In terms of the background of ISIS, Director Bilici explained that the original faction of ISIS was Jordan-born Abu Musab al-Zarqawi’s leadership, which emerged in Iraq. With the United States’ attack on Afghanistan after the 9/11 terrorist attacks, Al-Zarqawi moved to the northern part of Iraq, and cooperated with Ansar al-Islam, a Kurdish organization in the same region. Moreover, after the U.S. attacked Iraq, they created an organization called ‘Jama’at al-Tawhid wal-Jihad’ and attacked the U.S., which made them become infamous as strong rebels. Director Bilici explained that as Al-Zarqawi was killed by the United States’ strategy in June 2006, they merged with some of the Sunni organizations and changed into the Mujahideen Shura Council, and renamed it ISIS(Islamic State of Iraq and Syria)


Regarding the factors that strengthened ISIS, he insisted that the collision between the internal and external forces pushed the Syrian crisis into a gridlock. Also, he demonstrated that this situation may have been driven by the idea that Al Qaeda will take up the spot if the Assad regime collapses.


In addition, the lecturer mentioned that to overcome the ISIS problem, the following solutions are needed: △proactive criticism by respected Islamic scholars and educators △research on social classes that are used by ISIS △a peace treaty to solve major controversial issues of political groups participating in the Syrian civil war.

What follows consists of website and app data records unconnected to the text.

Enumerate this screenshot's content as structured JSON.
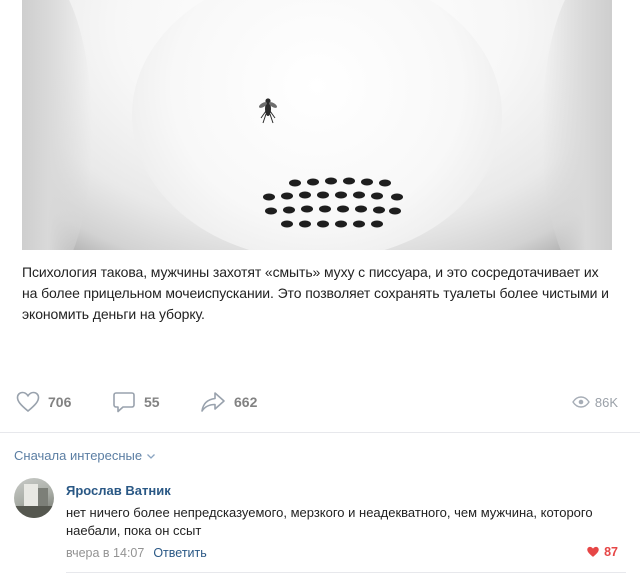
{
  "post": {
    "text": "Психология такова, мужчины захотят «смыть» муху с писсуара, и это сосредотачивает их на более прицельном мочеиспускании. Это позволяет сохранять туалеты более чистыми и экономить деньги на уборку.",
    "image": "urinal-with-fly-sticker"
  },
  "actions": {
    "likes": "706",
    "comments": "55",
    "shares": "662",
    "views": "86K"
  },
  "comments_sort": "Сначала интересные",
  "comment": {
    "author": "Ярослав Ватник",
    "text": "нет ничего более непредсказуемого, мерзкого и неадекватного, чем мужчина, которого наебали, пока он ссыт",
    "time": "вчера в 14:07",
    "reply_label": "Ответить",
    "likes": "87"
  },
  "colors": {
    "link": "#2a5885",
    "muted": "#828282",
    "like_active": "#e64646"
  }
}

The panels gave out various opinions.


Firstly, deputy director-general Kwon mentioned that ISIS is currently conducting joint strategies with the Sunni, s

haring a common goal (restoring the Sunni’s influence in Iraq). However, he stated, it is expected that the secular nationalist Sunnis and the extremist ISIS will eventually split up.


Geun Lee, Professor of Seoul National University Graduate School of International Studies, mentioned that after the 9/11 terrorist attacks in 2001, the United States’ Middle East policy neither has brought about democracy nor a market economy, but rather created confusion, civil war, genocide, poverty, and religious conflicts.


Professor Park stated that if it is impossible to create a government that can embrace various sects and classes into one, it may be possible to have an autonomous, loose federal system formed by groups sharing the same identity.


Journalist Jung pointed out that extremist religious and political groups, such as ISIS, have led to the West VS Arab dichotomy. In addition, he mentioned about how to cease ISIS spreading its propaganda on the media.


The panels lastly discussed on how the power vacuum can be filled up after the removal of ISIS. In general, the panels agreed that the Arabs should be allowed to decide for their own fate, and that conflicts of interest should be solved by international organizations.


This forum offered a ground to perceive that the ISIS issue should not be simply viewed as a conflict between the Middle East and Western developed countries, but should be globally recognized as a serious problem, and that it is necessary to seek for a peaceful solution.